*** Opening EXCERPTED DATA ***
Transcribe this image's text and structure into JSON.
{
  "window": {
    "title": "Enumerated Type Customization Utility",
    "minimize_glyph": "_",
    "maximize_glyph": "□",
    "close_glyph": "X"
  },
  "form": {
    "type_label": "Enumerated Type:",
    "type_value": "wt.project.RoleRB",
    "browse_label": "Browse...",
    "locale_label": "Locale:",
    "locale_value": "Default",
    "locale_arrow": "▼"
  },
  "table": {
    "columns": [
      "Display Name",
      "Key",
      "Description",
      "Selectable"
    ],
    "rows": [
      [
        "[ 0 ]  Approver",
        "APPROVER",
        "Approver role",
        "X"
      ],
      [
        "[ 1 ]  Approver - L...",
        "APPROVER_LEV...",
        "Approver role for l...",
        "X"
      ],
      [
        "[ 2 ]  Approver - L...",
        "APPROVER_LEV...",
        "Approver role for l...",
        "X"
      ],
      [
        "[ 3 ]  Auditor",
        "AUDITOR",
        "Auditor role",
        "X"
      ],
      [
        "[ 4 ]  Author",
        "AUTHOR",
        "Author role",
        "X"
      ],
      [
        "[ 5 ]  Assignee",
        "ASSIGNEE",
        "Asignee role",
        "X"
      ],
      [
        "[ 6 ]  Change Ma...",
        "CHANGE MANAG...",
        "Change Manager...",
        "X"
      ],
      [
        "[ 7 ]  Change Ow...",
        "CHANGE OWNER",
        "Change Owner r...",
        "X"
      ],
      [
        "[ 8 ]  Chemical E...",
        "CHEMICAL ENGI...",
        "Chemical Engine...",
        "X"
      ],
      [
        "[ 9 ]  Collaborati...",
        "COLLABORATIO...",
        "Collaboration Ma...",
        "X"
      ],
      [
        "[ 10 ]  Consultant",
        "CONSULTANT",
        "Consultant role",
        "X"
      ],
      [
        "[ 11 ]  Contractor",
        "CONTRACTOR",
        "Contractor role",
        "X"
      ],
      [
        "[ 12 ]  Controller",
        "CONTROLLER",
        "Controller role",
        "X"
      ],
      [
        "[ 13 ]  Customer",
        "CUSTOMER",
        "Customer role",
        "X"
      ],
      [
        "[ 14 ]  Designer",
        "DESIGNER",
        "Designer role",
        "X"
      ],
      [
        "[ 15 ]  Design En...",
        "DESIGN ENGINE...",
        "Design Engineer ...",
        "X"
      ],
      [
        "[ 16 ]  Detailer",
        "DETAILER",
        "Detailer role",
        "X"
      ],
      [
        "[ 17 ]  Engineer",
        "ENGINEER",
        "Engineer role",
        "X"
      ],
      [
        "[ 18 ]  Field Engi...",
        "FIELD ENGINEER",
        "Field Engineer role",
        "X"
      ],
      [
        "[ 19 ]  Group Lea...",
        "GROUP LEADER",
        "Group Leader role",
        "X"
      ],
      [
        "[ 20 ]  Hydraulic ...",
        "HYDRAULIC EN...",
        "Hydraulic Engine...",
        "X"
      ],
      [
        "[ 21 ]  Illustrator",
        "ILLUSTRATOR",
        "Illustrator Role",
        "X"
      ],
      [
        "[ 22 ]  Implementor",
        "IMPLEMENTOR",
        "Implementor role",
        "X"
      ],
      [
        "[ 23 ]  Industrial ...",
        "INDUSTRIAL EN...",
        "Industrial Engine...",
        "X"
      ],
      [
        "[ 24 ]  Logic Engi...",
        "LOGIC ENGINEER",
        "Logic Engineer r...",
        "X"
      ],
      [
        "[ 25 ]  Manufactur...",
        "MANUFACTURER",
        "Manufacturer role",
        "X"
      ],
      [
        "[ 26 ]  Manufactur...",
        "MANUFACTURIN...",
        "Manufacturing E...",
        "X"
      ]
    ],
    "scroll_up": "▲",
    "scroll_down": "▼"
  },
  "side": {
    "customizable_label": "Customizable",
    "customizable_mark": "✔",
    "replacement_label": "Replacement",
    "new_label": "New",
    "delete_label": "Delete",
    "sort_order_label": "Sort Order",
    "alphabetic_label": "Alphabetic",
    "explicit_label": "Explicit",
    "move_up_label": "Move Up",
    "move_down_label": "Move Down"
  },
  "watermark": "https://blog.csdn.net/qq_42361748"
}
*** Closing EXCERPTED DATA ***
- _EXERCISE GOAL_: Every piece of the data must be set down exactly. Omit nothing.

- _YOUR SOLUTION_:
Transcribe this image's text and structure into JSON.
{
  "window": {
    "title": "Enumerated Type Customization Utility",
    "minimize_glyph": "_",
    "maximize_glyph": "□",
    "close_glyph": "X"
  },
  "form": {
    "type_label": "Enumerated Type:",
    "type_value": "wt.project.RoleRB",
    "browse_label": "Browse...",
    "locale_label": "Locale:",
    "locale_value": "Default",
    "locale_arrow": "▼"
  },
  "table": {
    "columns": [
      "Display Name",
      "Key",
      "Description",
      "Selectable"
    ],
    "rows": [
      [
        "[ 0 ]  Approver",
        "APPROVER",
        "Approver role",
        "X"
      ],
      [
        "[ 1 ]  Approver - L...",
        "APPROVER_LEV...",
        "Approver role for l...",
        "X"
      ],
      [
        "[ 2 ]  Approver - L...",
        "APPROVER_LEV...",
        "Approver role for l...",
        "X"
      ],
      [
        "[ 3 ]  Auditor",
        "AUDITOR",
        "Auditor role",
        "X"
      ],
      [
        "[ 4 ]  Author",
        "AUTHOR",
        "Author role",
        "X"
      ],
      [
        "[ 5 ]  Assignee",
        "ASSIGNEE",
        "Asignee role",
        "X"
      ],
      [
        "[ 6 ]  Change Ma...",
        "CHANGE MANAG...",
        "Change Manager...",
        "X"
      ],
      [
        "[ 7 ]  Change Ow...",
        "CHANGE OWNER",
        "Change Owner r...",
        "X"
      ],
      [
        "[ 8 ]  Chemical E...",
        "CHEMICAL ENGI...",
        "Chemical Engine...",
        "X"
      ],
      [
        "[ 9 ]  Collaborati...",
        "COLLABORATIO...",
        "Collaboration Ma...",
        "X"
      ],
      [
        "[ 10 ]  Consultant",
        "CONSULTANT",
        "Consultant role",
        "X"
      ],
      [
        "[ 11 ]  Contractor",
        "CONTRACTOR",
        "Contractor role",
        "X"
      ],
      [
        "[ 12 ]  Controller",
        "CONTROLLER",
        "Controller role",
        "X"
      ],
      [
        "[ 13 ]  Customer",
        "CUSTOMER",
        "Customer role",
        "X"
      ],
      [
        "[ 14 ]  Designer",
        "DESIGNER",
        "Designer role",
        "X"
      ],
      [
        "[ 15 ]  Design En...",
        "DESIGN ENGINE...",
        "Design Engineer ...",
        "X"
      ],
      [
        "[ 16 ]  Detailer",
        "DETAILER",
        "Detailer role",
        "X"
      ],
      [
        "[ 17 ]  Engineer",
        "ENGINEER",
        "Engineer role",
        "X"
      ],
      [
        "[ 18 ]  Field Engi...",
        "FIELD ENGINEER",
        "Field Engineer role",
        "X"
      ],
      [
        "[ 19 ]  Group Lea...",
        "GROUP LEADER",
        "Group Leader role",
        "X"
      ],
      [
        "[ 20 ]  Hydraulic ...",
        "HYDRAULIC EN...",
        "Hydraulic Engine...",
        "X"
      ],
      [
        "[ 21 ]  Illustrator",
        "ILLUSTRATOR",
        "Illustrator Role",
        "X"
      ],
      [
        "[ 22 ]  Implementor",
        "IMPLEMENTOR",
        "Implementor role",
        "X"
      ],
      [
        "[ 23 ]  Industrial ...",
        "INDUSTRIAL EN...",
        "Industrial Engine...",
        "X"
      ],
      [
        "[ 24 ]  Logic Engi...",
        "LOGIC ENGINEER",
        "Logic Engineer r...",
        "X"
      ],
      [
        "[ 25 ]  Manufactur...",
        "MANUFACTURER",
        "Manufacturer role",
        "X"
      ],
      [
        "[ 26 ]  Manufactur...",
        "MANUFACTURIN...",
        "Manufacturing E...",
        "X"
      ]
    ],
    "scroll_up": "▲",
    "scroll_down": "▼"
  },
  "side": {
    "customizable_label": "Customizable",
    "customizable_mark": "✔",
    "replacement_label": "Replacement",
    "new_label": "New",
    "delete_label": "Delete",
    "sort_order_label": "Sort Order",
    "alphabetic_label": "Alphabetic",
    "explicit_label": "Explicit",
    "move_up_label": "Move Up",
    "move_down_label": "Move Down"
  },
  "watermark": "https://blog.csdn.net/qq_42361748"
}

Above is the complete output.